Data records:
***
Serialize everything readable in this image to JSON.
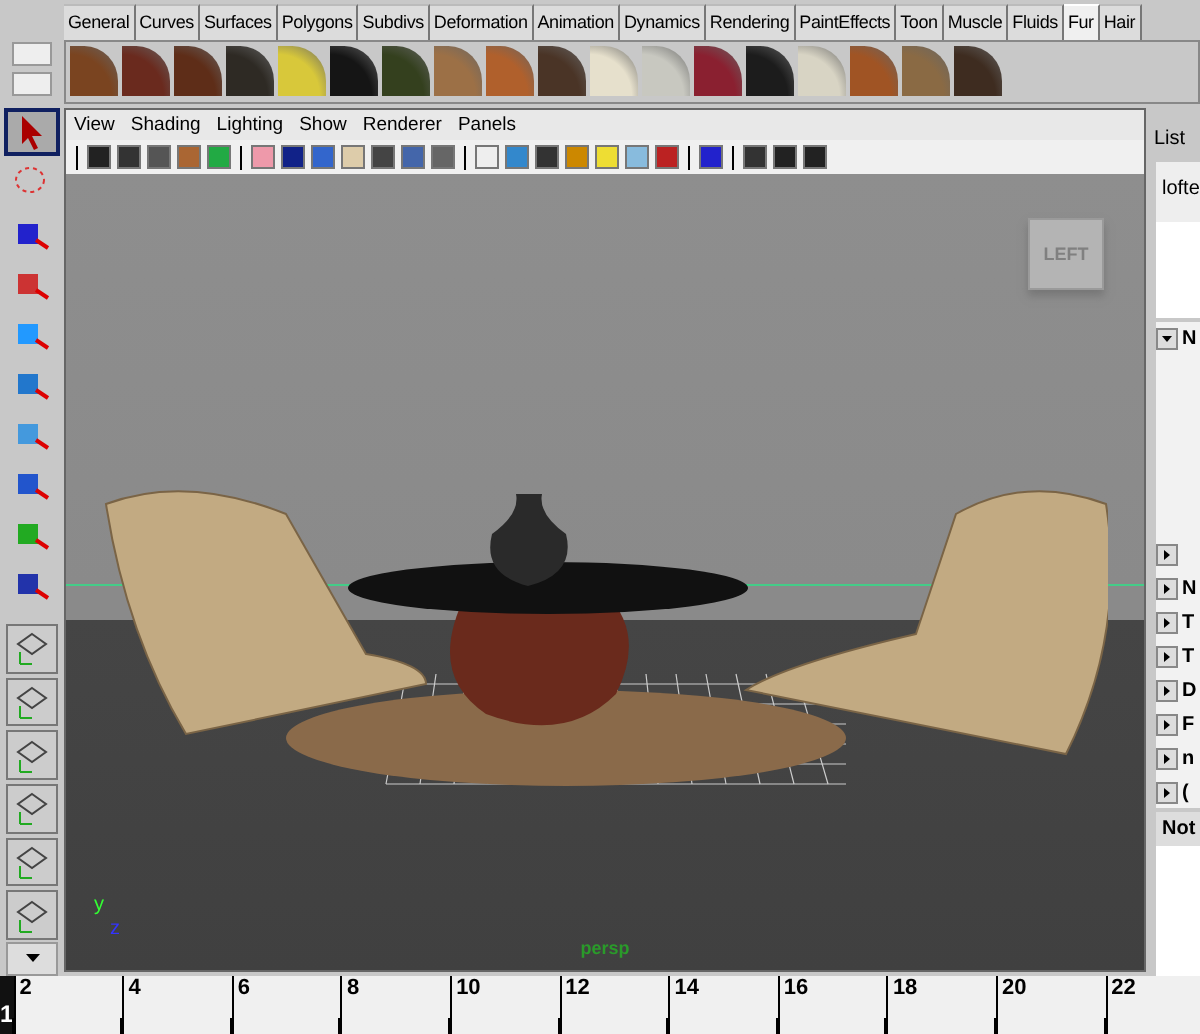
{
  "shelf": {
    "tabs": [
      {
        "label": "General",
        "selected": false
      },
      {
        "label": "Curves",
        "selected": false
      },
      {
        "label": "Surfaces",
        "selected": false
      },
      {
        "label": "Polygons",
        "selected": false
      },
      {
        "label": "Subdivs",
        "selected": false
      },
      {
        "label": "Deformation",
        "selected": false
      },
      {
        "label": "Animation",
        "selected": false
      },
      {
        "label": "Dynamics",
        "selected": false
      },
      {
        "label": "Rendering",
        "selected": false
      },
      {
        "label": "PaintEffects",
        "selected": false
      },
      {
        "label": "Toon",
        "selected": false
      },
      {
        "label": "Muscle",
        "selected": false
      },
      {
        "label": "Fluids",
        "selected": false
      },
      {
        "label": "Fur",
        "selected": true
      },
      {
        "label": "Hair",
        "selected": false
      }
    ],
    "swatches": [
      {
        "color": "#7a4420"
      },
      {
        "color": "#6a2a1e"
      },
      {
        "color": "#5e2d18"
      },
      {
        "color": "#2e2a24"
      },
      {
        "color": "#d8c83a"
      },
      {
        "color": "#151515"
      },
      {
        "color": "#34401e"
      },
      {
        "color": "#9c7046"
      },
      {
        "color": "#b0602c"
      },
      {
        "color": "#4a3426"
      },
      {
        "color": "#e6e0cc"
      },
      {
        "color": "#c8c8c0"
      },
      {
        "color": "#8a2030"
      },
      {
        "color": "#1c1c1c"
      },
      {
        "color": "#d8d4c4"
      },
      {
        "color": "#a05424"
      },
      {
        "color": "#8a6a44"
      },
      {
        "color": "#3e2c20"
      }
    ]
  },
  "tools": [
    {
      "selected": true
    },
    {
      "selected": false
    },
    {
      "selected": false
    },
    {
      "selected": false
    },
    {
      "selected": false
    },
    {
      "selected": false
    },
    {
      "selected": false
    },
    {
      "selected": false
    },
    {
      "selected": false
    },
    {
      "selected": false
    }
  ],
  "panel_menu": [
    "View",
    "Shading",
    "Lighting",
    "Show",
    "Renderer",
    "Panels"
  ],
  "viewport": {
    "view_cube": "LEFT",
    "camera": "persp",
    "axis_y": "y",
    "axis_z": "z"
  },
  "channel_box": {
    "menu": [
      "List"
    ],
    "object": "lofte",
    "header": {
      "label": "N",
      "expanded": true
    },
    "rows": [
      {
        "label": ""
      },
      {
        "label": "N"
      },
      {
        "label": "T"
      },
      {
        "label": "T"
      },
      {
        "label": "D"
      },
      {
        "label": "F"
      },
      {
        "label": "n"
      },
      {
        "label": "("
      }
    ],
    "notes": "Not"
  },
  "timeline": {
    "current": "1",
    "ticks": [
      "2",
      "4",
      "6",
      "8",
      "10",
      "12",
      "14",
      "16",
      "18",
      "20",
      "22"
    ]
  }
}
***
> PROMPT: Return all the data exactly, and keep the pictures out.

> SOLVED EXERCISE:
Serialize everything readable in this image to JSON.
{
  "shelf": {
    "tabs": [
      {
        "label": "General",
        "selected": false
      },
      {
        "label": "Curves",
        "selected": false
      },
      {
        "label": "Surfaces",
        "selected": false
      },
      {
        "label": "Polygons",
        "selected": false
      },
      {
        "label": "Subdivs",
        "selected": false
      },
      {
        "label": "Deformation",
        "selected": false
      },
      {
        "label": "Animation",
        "selected": false
      },
      {
        "label": "Dynamics",
        "selected": false
      },
      {
        "label": "Rendering",
        "selected": false
      },
      {
        "label": "PaintEffects",
        "selected": false
      },
      {
        "label": "Toon",
        "selected": false
      },
      {
        "label": "Muscle",
        "selected": false
      },
      {
        "label": "Fluids",
        "selected": false
      },
      {
        "label": "Fur",
        "selected": true
      },
      {
        "label": "Hair",
        "selected": false
      }
    ],
    "swatches": [
      {
        "color": "#7a4420"
      },
      {
        "color": "#6a2a1e"
      },
      {
        "color": "#5e2d18"
      },
      {
        "color": "#2e2a24"
      },
      {
        "color": "#d8c83a"
      },
      {
        "color": "#151515"
      },
      {
        "color": "#34401e"
      },
      {
        "color": "#9c7046"
      },
      {
        "color": "#b0602c"
      },
      {
        "color": "#4a3426"
      },
      {
        "color": "#e6e0cc"
      },
      {
        "color": "#c8c8c0"
      },
      {
        "color": "#8a2030"
      },
      {
        "color": "#1c1c1c"
      },
      {
        "color": "#d8d4c4"
      },
      {
        "color": "#a05424"
      },
      {
        "color": "#8a6a44"
      },
      {
        "color": "#3e2c20"
      }
    ]
  },
  "tools": [
    {
      "selected": true
    },
    {
      "selected": false
    },
    {
      "selected": false
    },
    {
      "selected": false
    },
    {
      "selected": false
    },
    {
      "selected": false
    },
    {
      "selected": false
    },
    {
      "selected": false
    },
    {
      "selected": false
    },
    {
      "selected": false
    }
  ],
  "panel_menu": [
    "View",
    "Shading",
    "Lighting",
    "Show",
    "Renderer",
    "Panels"
  ],
  "viewport": {
    "view_cube": "LEFT",
    "camera": "persp",
    "axis_y": "y",
    "axis_z": "z"
  },
  "channel_box": {
    "menu": [
      "List"
    ],
    "object": "lofte",
    "header": {
      "label": "N",
      "expanded": true
    },
    "rows": [
      {
        "label": ""
      },
      {
        "label": "N"
      },
      {
        "label": "T"
      },
      {
        "label": "T"
      },
      {
        "label": "D"
      },
      {
        "label": "F"
      },
      {
        "label": "n"
      },
      {
        "label": "("
      }
    ],
    "notes": "Not"
  },
  "timeline": {
    "current": "1",
    "ticks": [
      "2",
      "4",
      "6",
      "8",
      "10",
      "12",
      "14",
      "16",
      "18",
      "20",
      "22"
    ]
  }
}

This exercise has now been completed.